Donald Trump’s asked for a mistrial as the E. Jean Carroll rape trial enters its second week. Joe Tacopina filed the request early Monday morning, arguing that Judge Lewis Kaplan has made “pervasive unfair and prejudicial rulings” against the former president.
Judge Kaplan rejected the request later on Monday.
Tacopina alleged that the trial, which began in New York City last week, is already “replete with numerous explains of Defendant’s unfair treatment by the Court.” He wants the court to “correct the record for each and every instance in which the Court has mischaracterized the facts of this case to the jury.”
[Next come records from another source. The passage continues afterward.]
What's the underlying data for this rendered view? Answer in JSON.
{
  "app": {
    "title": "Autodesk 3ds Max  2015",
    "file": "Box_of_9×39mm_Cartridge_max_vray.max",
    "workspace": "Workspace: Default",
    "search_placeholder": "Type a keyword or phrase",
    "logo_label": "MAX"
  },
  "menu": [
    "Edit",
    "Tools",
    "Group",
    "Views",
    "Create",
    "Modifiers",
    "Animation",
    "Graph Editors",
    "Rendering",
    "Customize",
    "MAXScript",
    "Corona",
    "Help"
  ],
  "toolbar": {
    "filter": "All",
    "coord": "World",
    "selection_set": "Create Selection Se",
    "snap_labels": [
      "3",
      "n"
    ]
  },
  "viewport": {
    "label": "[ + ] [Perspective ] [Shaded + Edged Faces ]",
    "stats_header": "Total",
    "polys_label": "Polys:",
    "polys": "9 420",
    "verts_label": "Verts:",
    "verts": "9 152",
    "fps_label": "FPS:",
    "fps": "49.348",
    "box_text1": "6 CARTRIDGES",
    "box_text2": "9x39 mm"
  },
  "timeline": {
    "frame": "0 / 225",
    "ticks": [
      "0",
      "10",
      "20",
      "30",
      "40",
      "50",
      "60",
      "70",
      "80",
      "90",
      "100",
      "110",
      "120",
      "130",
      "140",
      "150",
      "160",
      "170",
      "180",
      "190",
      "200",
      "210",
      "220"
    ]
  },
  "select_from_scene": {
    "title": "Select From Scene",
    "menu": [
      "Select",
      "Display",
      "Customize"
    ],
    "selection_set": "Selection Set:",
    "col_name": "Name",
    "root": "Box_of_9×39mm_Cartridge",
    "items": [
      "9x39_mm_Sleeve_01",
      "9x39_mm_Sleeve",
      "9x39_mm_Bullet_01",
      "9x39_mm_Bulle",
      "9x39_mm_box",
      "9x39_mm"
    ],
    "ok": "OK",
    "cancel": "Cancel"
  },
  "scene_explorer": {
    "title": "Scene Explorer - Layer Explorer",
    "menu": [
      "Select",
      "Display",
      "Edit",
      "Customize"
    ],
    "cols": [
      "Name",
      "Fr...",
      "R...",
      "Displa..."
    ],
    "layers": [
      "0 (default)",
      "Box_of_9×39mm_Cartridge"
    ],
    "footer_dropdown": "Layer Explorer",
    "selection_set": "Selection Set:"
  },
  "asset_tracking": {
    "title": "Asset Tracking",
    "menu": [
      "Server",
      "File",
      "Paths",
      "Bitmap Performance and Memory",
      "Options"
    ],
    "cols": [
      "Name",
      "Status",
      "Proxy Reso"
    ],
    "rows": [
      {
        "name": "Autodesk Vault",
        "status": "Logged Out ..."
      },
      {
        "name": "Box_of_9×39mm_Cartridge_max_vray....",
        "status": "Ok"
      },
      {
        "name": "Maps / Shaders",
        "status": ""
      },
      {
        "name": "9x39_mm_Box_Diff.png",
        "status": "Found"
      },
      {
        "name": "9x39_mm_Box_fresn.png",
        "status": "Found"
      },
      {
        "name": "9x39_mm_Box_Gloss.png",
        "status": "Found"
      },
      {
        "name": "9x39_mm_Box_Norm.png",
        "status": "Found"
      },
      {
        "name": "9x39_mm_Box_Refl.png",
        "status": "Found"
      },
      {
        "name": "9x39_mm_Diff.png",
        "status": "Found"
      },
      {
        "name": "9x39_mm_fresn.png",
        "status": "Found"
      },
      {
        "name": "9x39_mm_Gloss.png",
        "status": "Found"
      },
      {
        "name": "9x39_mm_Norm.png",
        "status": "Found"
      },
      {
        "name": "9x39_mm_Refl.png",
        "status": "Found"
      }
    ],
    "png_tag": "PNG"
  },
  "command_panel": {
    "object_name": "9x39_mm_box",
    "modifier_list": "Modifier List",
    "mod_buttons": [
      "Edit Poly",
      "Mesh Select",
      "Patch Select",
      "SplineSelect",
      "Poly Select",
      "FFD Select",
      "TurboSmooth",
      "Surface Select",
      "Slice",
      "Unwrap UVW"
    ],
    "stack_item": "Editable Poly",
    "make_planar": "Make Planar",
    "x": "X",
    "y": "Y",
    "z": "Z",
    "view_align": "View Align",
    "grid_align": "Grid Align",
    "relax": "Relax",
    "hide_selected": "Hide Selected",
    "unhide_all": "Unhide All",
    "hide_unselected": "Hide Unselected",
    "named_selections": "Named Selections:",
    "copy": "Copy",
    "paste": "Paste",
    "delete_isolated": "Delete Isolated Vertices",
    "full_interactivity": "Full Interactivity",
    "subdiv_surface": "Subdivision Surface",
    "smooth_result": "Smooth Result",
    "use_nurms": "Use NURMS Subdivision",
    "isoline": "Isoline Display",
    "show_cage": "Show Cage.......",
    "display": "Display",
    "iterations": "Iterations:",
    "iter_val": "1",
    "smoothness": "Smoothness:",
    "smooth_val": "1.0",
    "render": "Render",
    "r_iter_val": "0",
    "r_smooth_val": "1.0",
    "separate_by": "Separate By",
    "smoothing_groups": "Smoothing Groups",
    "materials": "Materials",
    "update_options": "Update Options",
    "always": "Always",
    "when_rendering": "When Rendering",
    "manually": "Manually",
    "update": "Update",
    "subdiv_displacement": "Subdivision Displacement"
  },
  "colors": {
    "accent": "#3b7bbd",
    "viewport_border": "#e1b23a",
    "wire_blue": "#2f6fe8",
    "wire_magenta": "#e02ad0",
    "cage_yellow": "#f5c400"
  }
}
Carroll, a writer who says Trump raped her in a department store dressing room in the ’90s, has sued the former president for both defamation, in response to his attacks against her after she made the accusation in 2019, and civil battery.
Carroll delivered powerful testimony in the trial’s opening days last week.
“I’m here because Donald Trump raped me,” she said on Wednesday. “When I wrote about it, he said it didn’t happen. He lied and shattered my reputation, and I’m here to try and get my life back.”
Carroll stood her ground when Tacopina cross-examined her a day later. “Not ‘supposedly,'” Carroll responded when the Trump lawyer qualified the alleged assault. “I was raped.”
Tacopina continued to press her, asking why she didn’t scream during the assault. “I’m not a screamer,” she replied. “You can’t beat up on me for not screaming.” She then took Tacopina to task for the question. “Women don’t come forward,” she said. “One of the reasons they don’t come forward is because they’re always asked, ‘Why didn’t you scream?’ I’m telling you, he raped me whether I screamed or not.”
In the mistrial request, Tacopina alleged Judge Kaplan was siding with Carroll by sustaining objections to Tacopina’s lines of questioning. Judge Kaplan deemed some of Tacopina’s questions “argumentative,” questions Tacopina alleged in the request are “well-established and accepted” ways to cross-examine a witness.